Garbine announces herself as contender

 - Kate Battersby

By beating Elina Svitolina, Garbine Muguruza joins the championship conversation.

Garbine Muguruza third round Roland Garros 2019©Cédric Lecocq / FFT

Garbine Muguruza has delivered an emphatic reply to those who thought her intriguing third-round clash with Elina Svitolina was “too soon” at Roland-Garros.

The Ukrainian has long been a bogey opponent for her, and she trailed their five completed Tour-level matches 1-4. But in this encounter Muguruza made an eye-catching statement of intent, exerting her unique brand of elegant aggression to swipe aside the No.9 seed 6-3, 6-3 on Friday, and so reach the last 16 for the sixth year in succession.

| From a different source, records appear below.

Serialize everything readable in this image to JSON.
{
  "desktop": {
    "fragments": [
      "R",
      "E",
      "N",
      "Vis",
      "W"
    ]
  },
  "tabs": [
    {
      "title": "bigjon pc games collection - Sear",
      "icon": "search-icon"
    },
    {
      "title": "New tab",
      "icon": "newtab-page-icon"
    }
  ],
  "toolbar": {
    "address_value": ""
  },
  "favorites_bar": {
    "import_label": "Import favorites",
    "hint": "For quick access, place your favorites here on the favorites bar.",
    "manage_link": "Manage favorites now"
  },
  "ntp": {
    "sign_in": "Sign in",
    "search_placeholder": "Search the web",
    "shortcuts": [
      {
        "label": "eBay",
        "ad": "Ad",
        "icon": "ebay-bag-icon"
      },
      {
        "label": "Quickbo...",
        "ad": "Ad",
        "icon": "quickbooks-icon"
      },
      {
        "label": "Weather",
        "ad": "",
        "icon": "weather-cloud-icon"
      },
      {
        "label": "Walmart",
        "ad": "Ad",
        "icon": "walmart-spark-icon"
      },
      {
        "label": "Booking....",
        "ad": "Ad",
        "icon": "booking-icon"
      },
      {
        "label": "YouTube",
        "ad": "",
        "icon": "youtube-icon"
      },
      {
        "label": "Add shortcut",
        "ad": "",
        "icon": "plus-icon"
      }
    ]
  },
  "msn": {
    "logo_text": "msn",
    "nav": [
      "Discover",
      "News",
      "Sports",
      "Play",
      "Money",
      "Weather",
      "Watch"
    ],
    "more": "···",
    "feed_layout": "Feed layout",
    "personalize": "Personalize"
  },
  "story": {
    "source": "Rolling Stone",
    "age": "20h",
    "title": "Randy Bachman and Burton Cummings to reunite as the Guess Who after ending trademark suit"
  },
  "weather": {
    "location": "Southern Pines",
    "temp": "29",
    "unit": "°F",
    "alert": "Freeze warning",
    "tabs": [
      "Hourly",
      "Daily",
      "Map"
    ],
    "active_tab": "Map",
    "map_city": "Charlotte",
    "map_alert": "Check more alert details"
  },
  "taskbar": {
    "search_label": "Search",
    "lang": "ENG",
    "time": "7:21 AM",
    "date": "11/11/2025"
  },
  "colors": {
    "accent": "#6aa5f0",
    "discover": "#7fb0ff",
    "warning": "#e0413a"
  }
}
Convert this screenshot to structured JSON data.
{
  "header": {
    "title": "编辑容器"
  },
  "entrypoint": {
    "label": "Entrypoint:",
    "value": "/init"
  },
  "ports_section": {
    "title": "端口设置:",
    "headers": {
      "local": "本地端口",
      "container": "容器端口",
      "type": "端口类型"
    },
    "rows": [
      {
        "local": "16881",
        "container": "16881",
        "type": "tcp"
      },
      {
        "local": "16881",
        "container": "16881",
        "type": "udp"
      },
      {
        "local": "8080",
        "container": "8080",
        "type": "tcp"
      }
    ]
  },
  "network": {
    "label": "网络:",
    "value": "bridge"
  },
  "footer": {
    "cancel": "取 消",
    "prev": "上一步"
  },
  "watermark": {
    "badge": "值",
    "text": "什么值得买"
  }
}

“I managed to dominate and play cleverly, and that gave results,” said the 2016 champion, who to date has racked up 27 victories and just five defeats from her seven visits to Roland-Garros. “I am very pleased about this match and it will give me a lot of confidence. I’m trying to approach each match like a final and I’m giving the best I have.

"I don't know what it is about Roland-Garros that gives me always a nice mood and my tennis develops much better. I feel very good in this tournament."

In truth, a second-round walkover from Svitolina’s childhood friend Kateryna Kozlova was exactly what she did not need, and it showed here. Her first round win over Venus Williams was her first clay win of the year as a result of her lingering right knee injury, and Muguruza revelled in that knowledge. The Spaniard’s own clay season has been patchy, but she is gathering authority with each win here.

Svitolina knew that the No.19 seed would try to dictate the points, and she pledged to react accordingly. For the first half hour she was as good as her word, with rallies of less than six strokes a rarity and plenty in the high teens. Muguruza dragged her around the court to test the knee as the two of them slugged it out, and the opening seven games were all breaks as Muguruza’s attempts to pin Svitolina to the baseline resulted in too-frequent error.

But while the Spaniard gradually reduced those mistakes, the intractable problem for Svitolina was that she was winning a gruesome 30% of points on her first serve. Muguruza sealed the opening chapter when Svitolina’s forehand succumbed to the net on the 21st stroke of the rally.

When Muguruza failed to convert early chances to break in the second, Svitolina nailed a terrific inside-out forehand for a 3-2 breach of her own. But instead of the contest reigniting, it turned out to be the last game she won. Muguruza plundered point after point at the net, defying Svitolina’s attempts to pass her. The Spaniard looked insecure on a couple of smashes, but at the death it was her emphatic delivery of exactly that stroke which ended Svitolina’s campaign.

So the Ukrainian’s 13 career titles remain the highest number among active players who have yet to win a Grand Slam. But Muguruza, whose mere seven career crowns already include two Slams, has announced herself with this win as a contender for another here.